Immigrant Visas: Returning Resident Visa

A permanent resident (called lawful permanent resident or LPR) or conditional resident (CR) who has remained outside the United States for longer than one year, or beyond the validity period of a Re-entry Permit, will require a new immigrant visa to enter the United States and resume permanent residence.  You can learn more about Returning Resident Visas on

U.S. Legal Permanent Residents/Green Card Holders

Lost/Stolen Green Card (I-551)

We may be able to issue you a Boarding Foil that will permit you to return to United States. You must also prove that you have been outside the United States for less than one year and you are intending to return to the U.S. within 30 days.

How to apply:

  1. Before appearing to your appointment, you must pay the filing fee for I-131A  application form online using the USCIS online payment system./ You may pay the fee with your credit or debit card or U.S. bank account.  We do not issue refunds, regardless of the decision on the application.
  2. Prepare the following listed document:
  • A valid passport.
  • One recent photo,5cmx5cm taken in front of a plain white or off-white background without glasses.
  • Form I-131A completed and signed.
  • Evidence that you paid the fee (such as a printed copy of your payment confirmation page or a printed copy of your emailed receipt (see number 1 above).
  • Police Report of loss of your U.S. Residence Card.
  • Evidence shows your last departure from United States as, Flight ticket / electronic itinerary.

Be informed that the issuance of a Transportation foil may take more than a 5 business days.

Once in the United States, you will need to apply for the replacement of your Green Card.  For information on replacing your lost/stolen/expired green card upon reentering the US, please consult the Department of Homeland Security US Citizenship and Immigration Service website for detailed instructions

Returning Resident (SB1 visa)

A U.S. legal permanent resident ( LPR) or conditional resident (CR) who has remained outside the United States for more than one year, or beyond the validity period of a Re-entry Permit (PDF 1 MB), for reasons beyond their control may be eligible for a immigrant visa (SB-1) under limited circumstances.  To qualify for such status, you must show:

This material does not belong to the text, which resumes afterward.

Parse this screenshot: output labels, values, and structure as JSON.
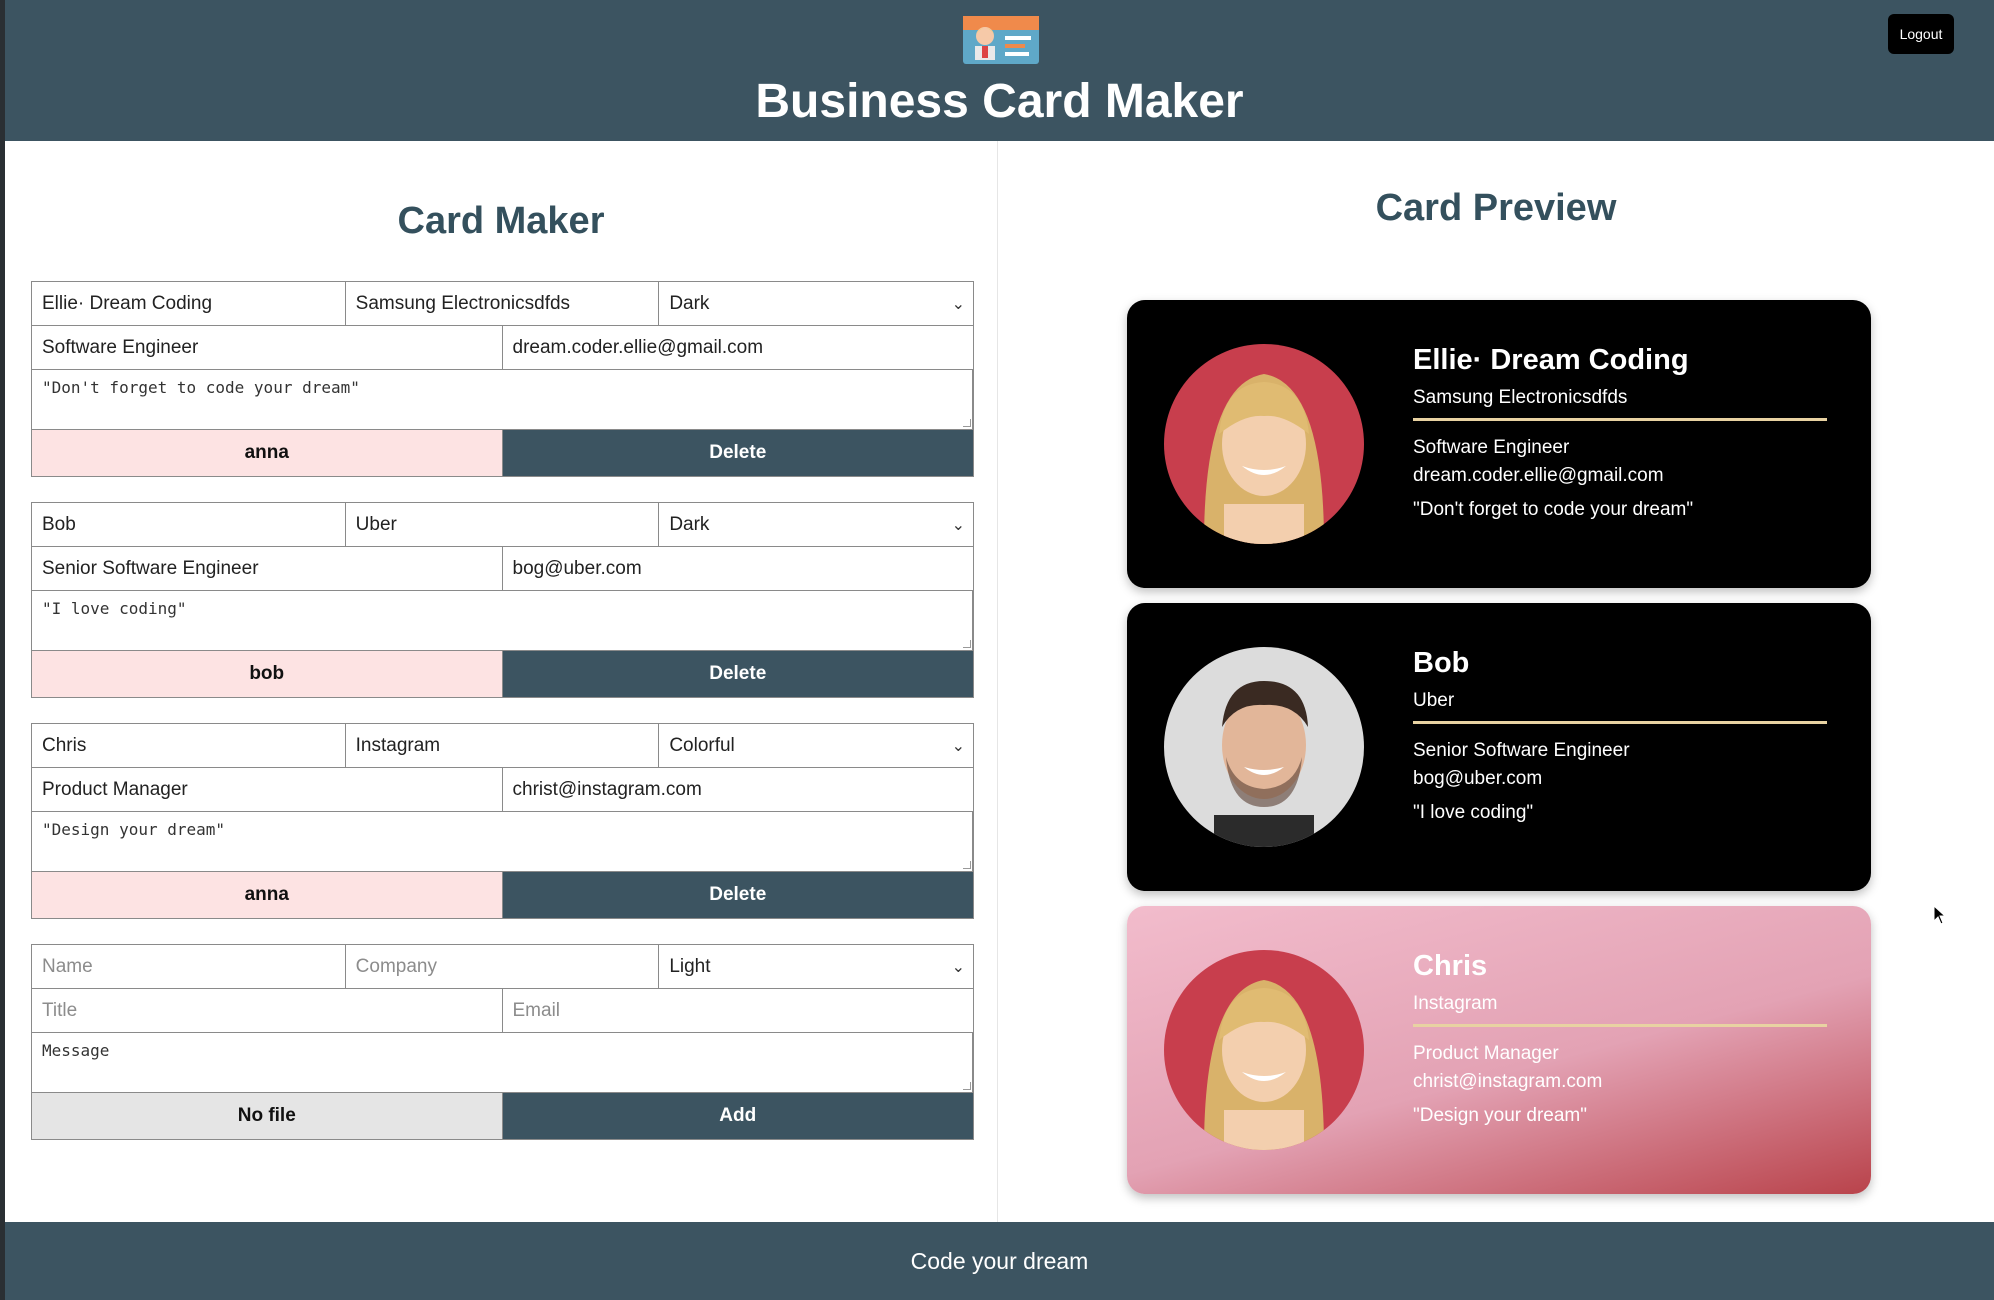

  • That you were a lawful permanent resident when you departed the United States.
  • That when you departed you intended to return to the U.S. and have maintained this intent.
  • That you are returning from a temporary visit abroad and if the stay was protracted, it was caused by reasons beyond your control and for which you were not responsible.

How to apply:

  1. Complete application  Form DS-117 to Determine Returning Resident Status,
  2. Your Permanent Resident Card, Form -551
  3. Your Re-entry Permit, if available
  4. Application fee $189 or equivalent in local currency (no refundable)
  5. Dates of travel outside of the United States (Examples: airline tickets, passport stamps, etc.)
  6. Proof of your ties to the United States and your intention to return (Examples: tax returns, and evidence of economic, family, and social ties to the U.S.)
  7. Proof that your protracted stay outside of the United States was for reasons beyond your control (Examples: medical incapacitation, employment with a U.S. company, accompanying a U.S. citizen spouse, etc.)
  8. Request an appointment by sending an email to . provide accurate contact information and write on subject box “ DS-117 application request” .
  9. If the application is approved, you will be given instruction how to apply for immigrant visa (SB1) that requires a new fee and more supporting documents including medical examination.
  10. If the application is refused, the Consular Officer will provide you with further information.

Please Note: Individuals contemplating whether to submit an application for returning resident status should carefully consider whether their circumstances meet the criteria outlined above.  The application fee is non-refundable and the evaluation process is rigorous.